[Dataset records — start]

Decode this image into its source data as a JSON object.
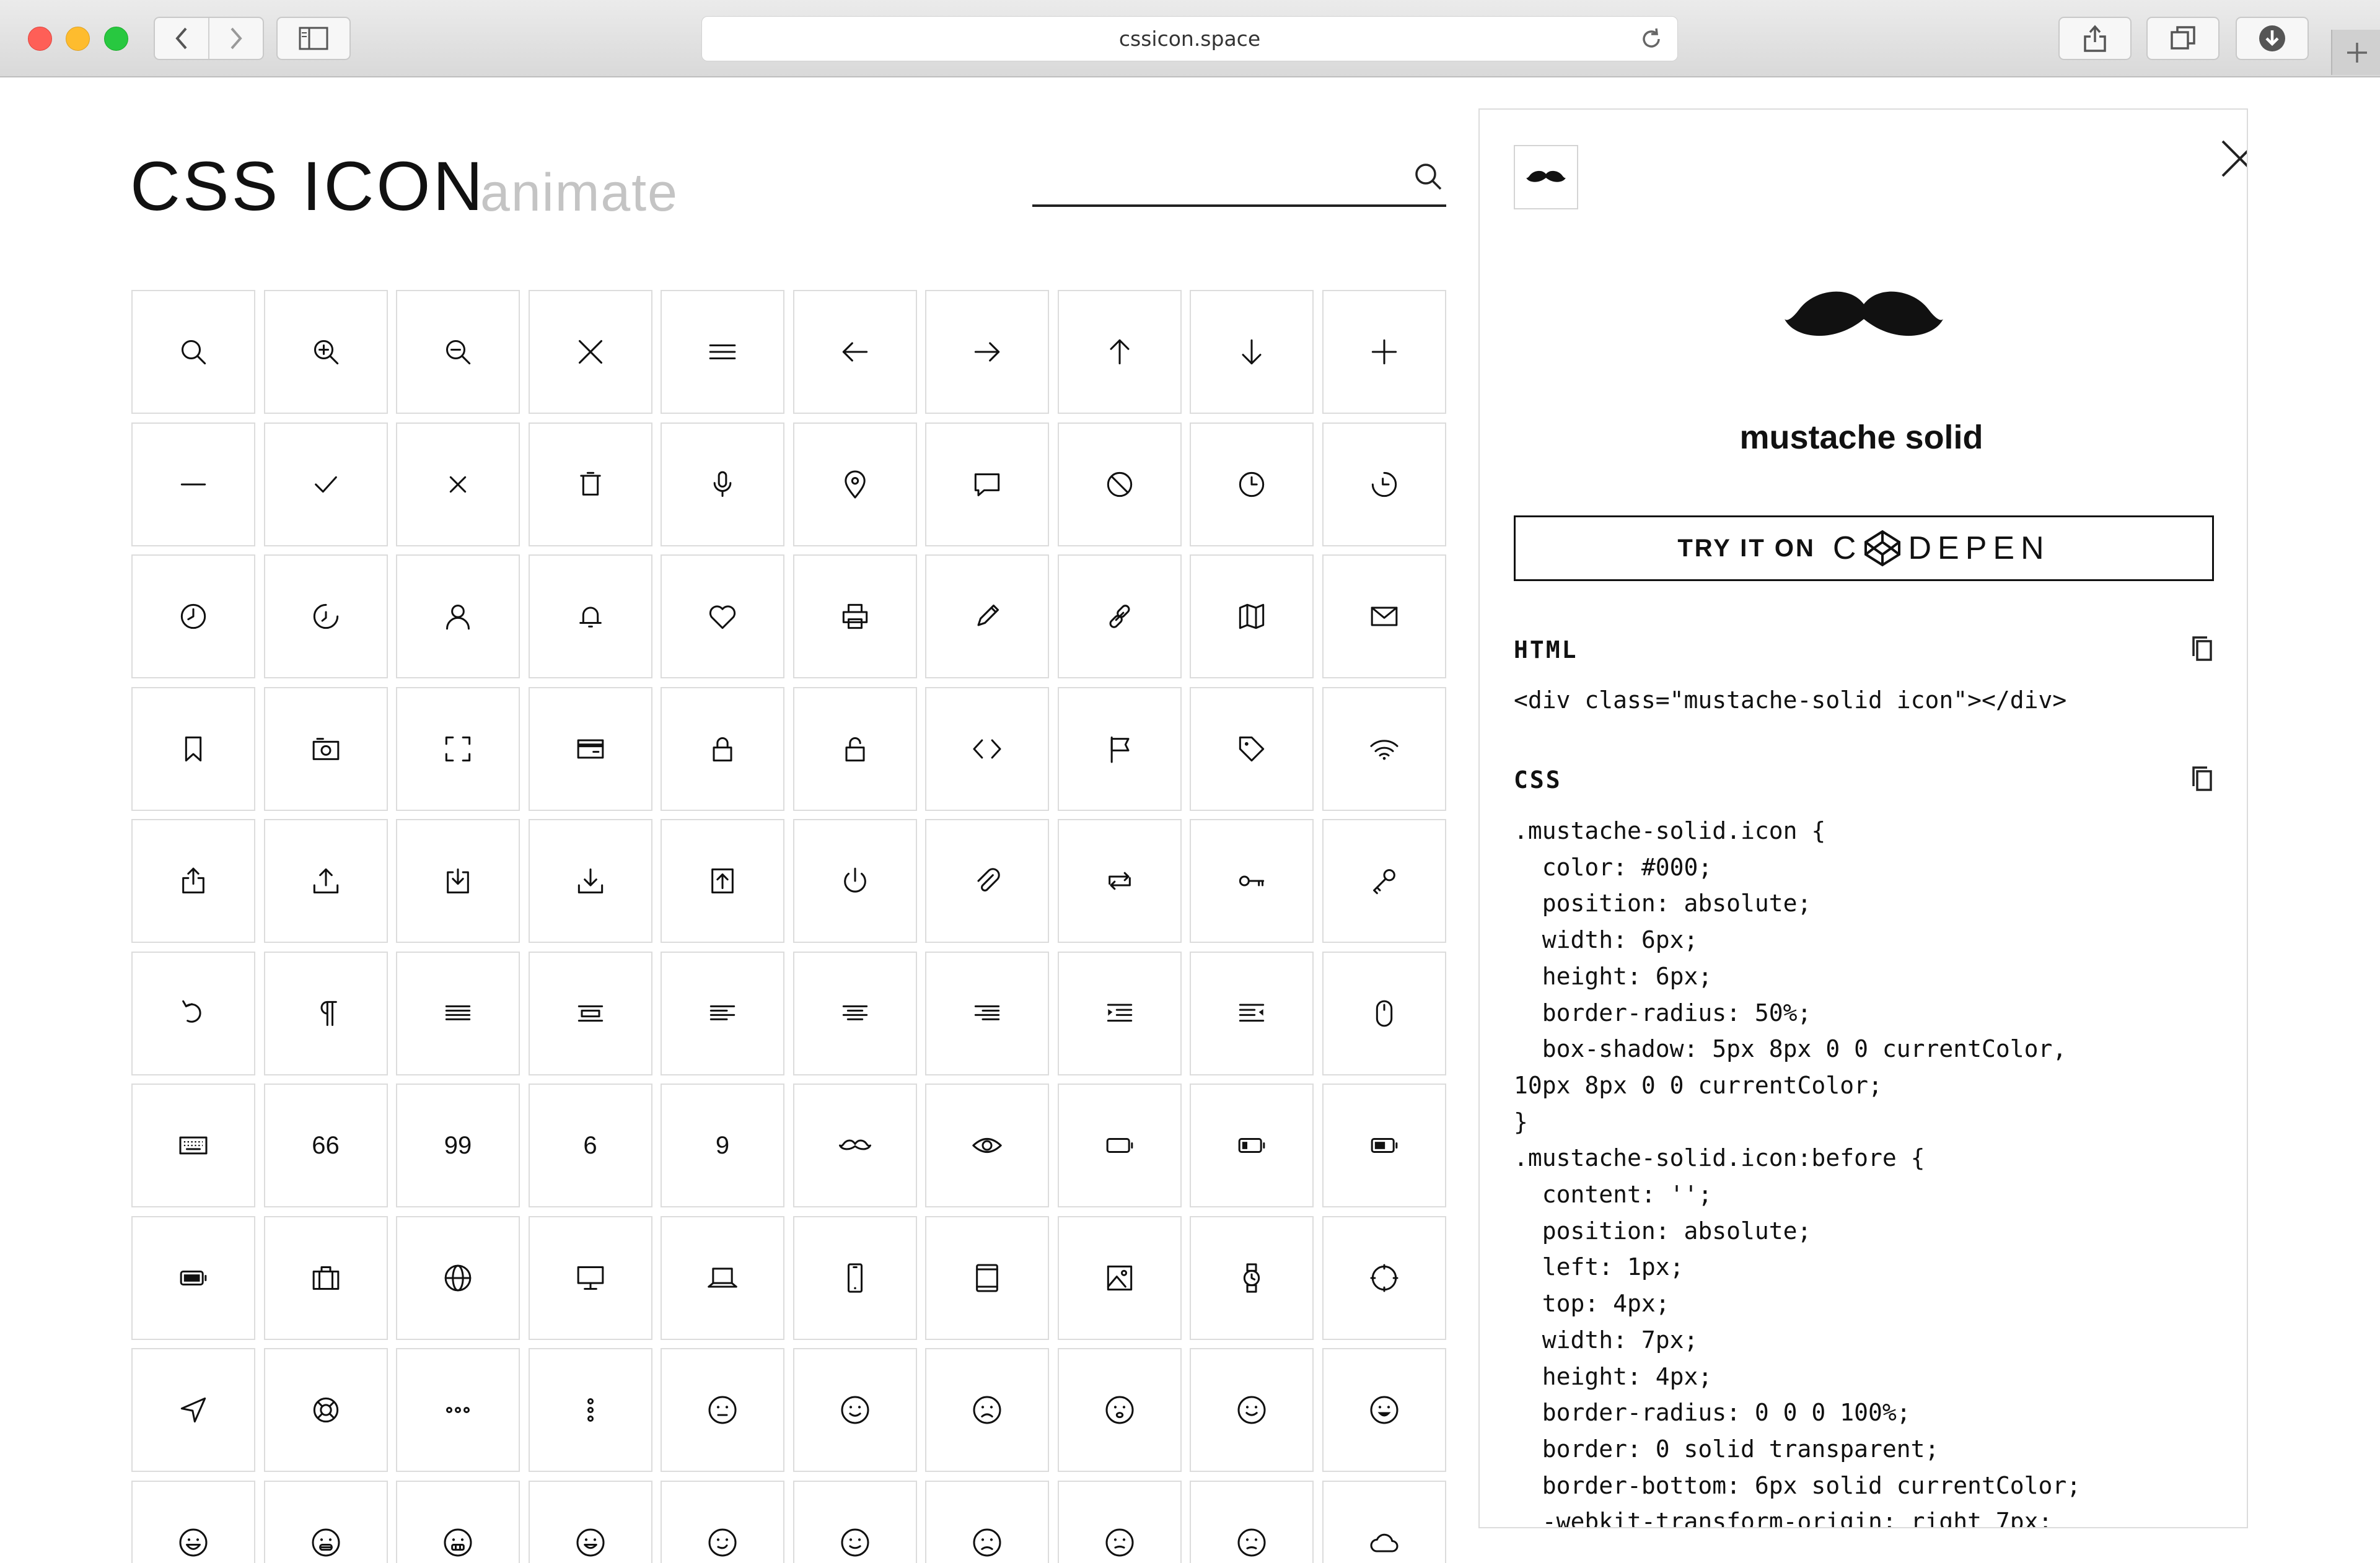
{
  "browser": {
    "url": "cssicon.space"
  },
  "header": {
    "brand": "CSS ICON",
    "brand_sub": "animate",
    "search_placeholder": ""
  },
  "grid": {
    "columns": 10,
    "icons": [
      "search-icon",
      "zoom-in-icon",
      "zoom-out-icon",
      "close-icon",
      "menu-icon",
      "arrow-left-icon",
      "arrow-right-icon",
      "arrow-up-icon",
      "arrow-down-icon",
      "plus-icon",
      "minus-icon",
      "check-icon",
      "cross-icon",
      "trash-icon",
      "microphone-icon",
      "location-pin-icon",
      "chat-bubble-icon",
      "ban-icon",
      "clock-icon",
      "clock-alt-icon",
      "clock-left-icon",
      "clock-right-icon",
      "user-icon",
      "bell-icon",
      "heart-icon",
      "printer-icon",
      "pencil-icon",
      "link-icon",
      "map-icon",
      "mail-icon",
      "bookmark-icon",
      "camera-icon",
      "fullscreen-icon",
      "credit-card-icon",
      "lock-icon",
      "unlock-icon",
      "code-icon",
      "flag-icon",
      "tag-icon",
      "wifi-icon",
      "share-icon",
      "upload-icon",
      "download-box-icon",
      "download-icon",
      "upload-box-icon",
      "power-icon",
      "paperclip-icon",
      "repeat-icon",
      "key-icon",
      "key-alt-icon",
      "undo-icon",
      "paragraph-icon",
      "justify-icon",
      "align-middle-icon",
      "align-left-icon",
      "align-center-icon",
      "align-right-icon",
      "indent-icon",
      "outdent-icon",
      "mouse-icon",
      "keyboard-icon",
      "quote-66-icon",
      "quote-99-icon",
      "quote-6-icon",
      "quote-9-icon",
      "mustache-icon",
      "eye-icon",
      "battery-empty-icon",
      "battery-low-icon",
      "battery-half-icon",
      "battery-full-icon",
      "briefcase-icon",
      "globe-icon",
      "desktop-icon",
      "laptop-icon",
      "smartphone-icon",
      "tablet-icon",
      "image-icon",
      "watch-icon",
      "compass-icon",
      "navigation-icon",
      "lifebuoy-icon",
      "more-horizontal-icon",
      "more-vertical-icon",
      "face-neutral-icon",
      "face-wink-icon",
      "face-sad-icon",
      "face-worried-icon",
      "face-smile-icon",
      "face-grin-icon",
      "face-laugh-icon",
      "face-teeth-icon",
      "face-grimace-icon",
      "face-happy-icon",
      "face-smirk-icon",
      "face-content-icon",
      "face-frown-icon",
      "face-sleepy-icon",
      "face-tired-icon",
      "cloud-icon"
    ],
    "text_cells": {
      "quote-66-icon": "66",
      "quote-99-icon": "99",
      "quote-6-icon": "6",
      "quote-9-icon": "9"
    }
  },
  "panel": {
    "icon_name": "mustache solid",
    "thumb_icon": "mustache-solid-icon",
    "codepen_prefix": "TRY IT ON",
    "codepen_brand_pre": "C",
    "codepen_brand_post": "DEPEN",
    "html_heading": "HTML",
    "html_code": "<div class=\"mustache-solid icon\"></div>",
    "css_heading": "CSS",
    "css_code": ".mustache-solid.icon {\n  color: #000;\n  position: absolute;\n  width: 6px;\n  height: 6px;\n  border-radius: 50%;\n  box-shadow: 5px 8px 0 0 currentColor,\n10px 8px 0 0 currentColor;\n}\n.mustache-solid.icon:before {\n  content: '';\n  position: absolute;\n  left: 1px;\n  top: 4px;\n  width: 7px;\n  height: 4px;\n  border-radius: 0 0 0 100%;\n  border: 0 solid transparent;\n  border-bottom: 6px solid currentColor;\n  -webkit-transform-origin: right 7px;"
  }
}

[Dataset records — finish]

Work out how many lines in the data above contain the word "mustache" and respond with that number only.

* Completed exercise: 5